**Task prompt:** Exactly as written, retype all of the records that come next.

Stored data entries:
>>>>
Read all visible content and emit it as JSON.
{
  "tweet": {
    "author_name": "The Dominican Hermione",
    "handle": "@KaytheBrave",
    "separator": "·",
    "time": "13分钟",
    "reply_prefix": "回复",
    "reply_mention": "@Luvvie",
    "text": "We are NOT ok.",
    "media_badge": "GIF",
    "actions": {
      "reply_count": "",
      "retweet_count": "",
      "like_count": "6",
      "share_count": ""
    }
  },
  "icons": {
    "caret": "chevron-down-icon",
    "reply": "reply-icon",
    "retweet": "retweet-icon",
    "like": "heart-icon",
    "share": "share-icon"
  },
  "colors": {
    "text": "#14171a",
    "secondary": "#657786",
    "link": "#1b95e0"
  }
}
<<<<
**Written reply:**
Read all visible content and emit it as JSON.
{
  "tweet": {
    "author_name": "The Dominican Hermione",
    "handle": "@KaytheBrave",
    "separator": "·",
    "time": "13分钟",
    "reply_prefix": "回复",
    "reply_mention": "@Luvvie",
    "text": "We are NOT ok.",
    "media_badge": "GIF",
    "actions": {
      "reply_count": "",
      "retweet_count": "",
      "like_count": "6",
      "share_count": ""
    }
  },
  "icons": {
    "caret": "chevron-down-icon",
    "reply": "reply-icon",
    "retweet": "retweet-icon",
    "like": "heart-icon",
    "share": "share-icon"
  },
  "colors": {
    "text": "#14171a",
    "secondary": "#657786",
    "link": "#1b95e0"
  }
}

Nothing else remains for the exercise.